- **Listed records**:
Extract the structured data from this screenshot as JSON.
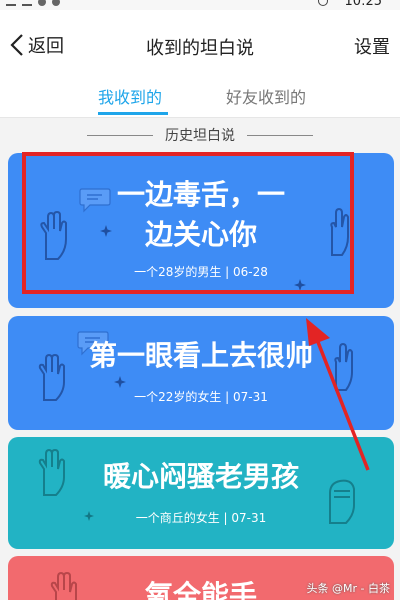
{
  "statusbar": {
    "time": "10:25"
  },
  "nav": {
    "back_label": "返回",
    "title": "收到的坦白说",
    "settings_label": "设置"
  },
  "tabs": {
    "mine": "我收到的",
    "friends": "好友收到的"
  },
  "section_header": "历史坦白说",
  "cards": [
    {
      "line1": "一边毒舌，一",
      "line2": "边关心你",
      "meta": "一个28岁的男生 | 06-28",
      "color": "#3e8cf5"
    },
    {
      "line1": "第一眼看上去很帅",
      "meta": "一个22岁的女生 | 07-31",
      "color": "#3e8cf5"
    },
    {
      "line1": "暖心闷骚老男孩",
      "meta": "一个商丘的女生 | 07-31",
      "color": "#22b3c4"
    },
    {
      "line1": "氧全能手",
      "color": "#f26a6e"
    }
  ],
  "colors": {
    "accent": "#1ea5ea",
    "annotation": "#e32424"
  },
  "watermark": "头条 @Mr - 白茶"
}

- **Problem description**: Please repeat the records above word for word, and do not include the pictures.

- **Answer box**:
Extract the structured data from this screenshot as JSON.
{
  "statusbar": {
    "time": "10:25"
  },
  "nav": {
    "back_label": "返回",
    "title": "收到的坦白说",
    "settings_label": "设置"
  },
  "tabs": {
    "mine": "我收到的",
    "friends": "好友收到的"
  },
  "section_header": "历史坦白说",
  "cards": [
    {
      "line1": "一边毒舌，一",
      "line2": "边关心你",
      "meta": "一个28岁的男生 | 06-28",
      "color": "#3e8cf5"
    },
    {
      "line1": "第一眼看上去很帅",
      "meta": "一个22岁的女生 | 07-31",
      "color": "#3e8cf5"
    },
    {
      "line1": "暖心闷骚老男孩",
      "meta": "一个商丘的女生 | 07-31",
      "color": "#22b3c4"
    },
    {
      "line1": "氧全能手",
      "color": "#f26a6e"
    }
  ],
  "colors": {
    "accent": "#1ea5ea",
    "annotation": "#e32424"
  },
  "watermark": "头条 @Mr - 白茶"
}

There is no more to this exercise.